“There’s definitely plans to go into UHT in China because that’s the way forward. Those plans you will see announced and coming to the table in the next financial year,” he said.
Fonterra collected roughly 12 billion litres of milk from its farmers in the six months to Jan. 31, around 60 percent of which was processed into milk powder, mainly for wholesale export. Much of this goes to China to form the base of infant milk formula.
The company has been expanding its presence in the consumer brands and food services space, where it can earn fatter margins. Fonterra entered the Chinese market last year with Anchor-branded UHT milk and its Anmum infant formula products.
Spierings said the company is also expanding its food services operations in China, where more than half of all the pizza sold in the country are topped with Fonterra cheese.
The company supplies cream and butter to restaurants, hotels and fast-food restaurants in Beijing, Shanghai, and 18 other cities, doubling from two years ago.
Beyond China, it has begun construction of a $31 million plant in Indonesia that will package its Anmum, Anchor and Anlene products to sell in the southeast Asian country, a major importer of New Zealand milk powder.
Controlling about a third of global dairy exports, Fonterra should be flying high on the back of the “white gold” rush as it earns its best returns from milk powder, but all-time high world dairy prices have ramped up its input costs while it has struggled to meet demand due a lack of factory capacity.
It maintained its forecast for the price it pays to its farmer shareholders of NZ$8.65 per kilo of milk solids for the year to July.
While this represents a record high farm-gate milk price, it is a discount of 70 NZ cents to its reference price calculated from global dairy prices, as the company cannot afford to pay such a high price given that a bumper dairy season has resulted in all-time high volumes.
Fonterra is obliged to buy milk collected by its farmer shareholders at historically high milk prices.
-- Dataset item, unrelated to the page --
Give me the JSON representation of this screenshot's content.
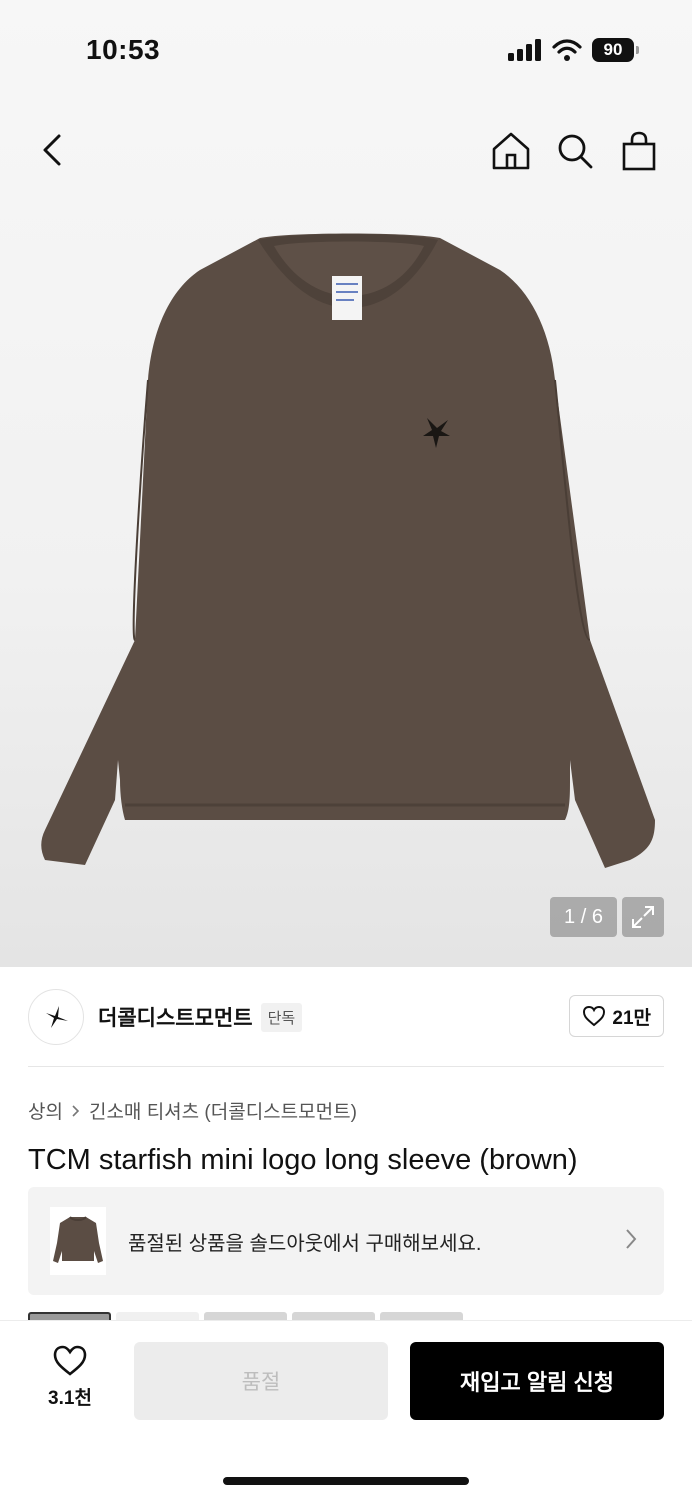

What cannot be made into milk powder has been used for cheese products, which Fonterra said lost money over the period.
To ramp up production capabilities at home, the company is investing an additional NZ$400 million-NZ$500 million to its capital expenditure plans over three years, which it said it would raise through borrowings.
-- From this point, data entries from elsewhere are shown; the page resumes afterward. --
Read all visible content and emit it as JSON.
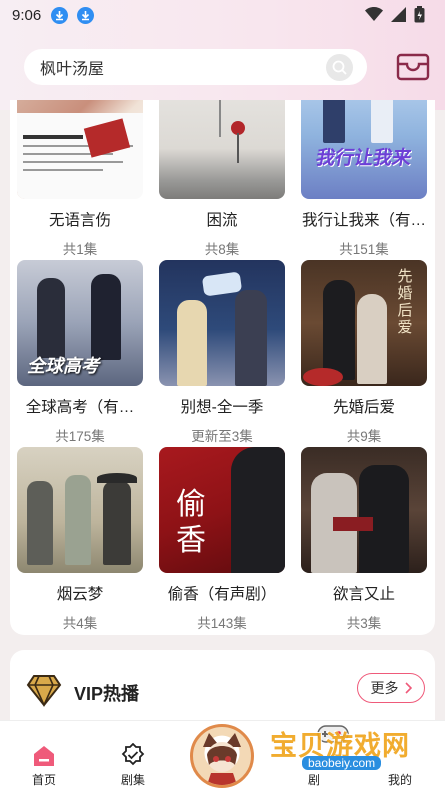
{
  "status": {
    "time": "9:06"
  },
  "search": {
    "query": "枫叶汤屋"
  },
  "grid": [
    {
      "title": "无语言伤",
      "sub": "共1集"
    },
    {
      "title": "困流",
      "sub": "共8集"
    },
    {
      "title": "我行让我来（有…",
      "sub": "共151集"
    },
    {
      "title": "全球高考（有…",
      "sub": "共175集"
    },
    {
      "title": "别想-全一季",
      "sub": "更新至3集"
    },
    {
      "title": "先婚后爱",
      "sub": "共9集"
    },
    {
      "title": "烟云梦",
      "sub": "共4集"
    },
    {
      "title": "偷香（有声剧）",
      "sub": "共143集"
    },
    {
      "title": "欲言又止",
      "sub": "共3集"
    }
  ],
  "cover_text": {
    "c3": "我行让我来",
    "c4": "全球高考",
    "c6": "先婚后爱",
    "c8": "偷香"
  },
  "vip": {
    "title": "VIP热播",
    "more": "更多"
  },
  "nav": {
    "home": "首页",
    "drama": "剧集",
    "search_partial": "剧",
    "mine": "我的"
  },
  "watermark": {
    "main": "宝贝游戏网",
    "url": "baobeiy.com"
  },
  "colors": {
    "accent": "#ef5a7a",
    "download_blue": "#2f8ef2"
  }
}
On Wednesday, the company announced that normalised earnings before interest and taxes (EBIT) fell to NZ$403 million ($345 million) for the first half, while net profit after tax fell 53 percent to NZ$217 million.
The company cut its interim dividend to 5 NZ cents per share, and reaffirmed that it expected to pay a full-year dividend of 10 NZ cents per share, down from 32 NZ cents last year.
In December, Fonterra warned that it expected full-year earnings to fall to around NZ$500 million-NZ$600 million from last year’s NZ$1 billion.
Analysts said that the earnings fall reported on Wednesday showed that high dairy prices were hitting global operations.
“They reported the higher input costs, or the milk price, through margin compression across their different businesses,” ANZ rural economist Con Williams said.
The company faces a lawsuit from France’s Danone, which is seeking compensation following last year’s product recall. Fonterra said it had set aside an NZ$11 million provision for the issue as a legal obligation in its contracts with Danone.
($1 = 1.1688 New Zealand dollars)
$1 = 6.2024 Chinese yuan Reporting by Naomi Tajitsu; Editing by Anthony Barker and Matt Driskill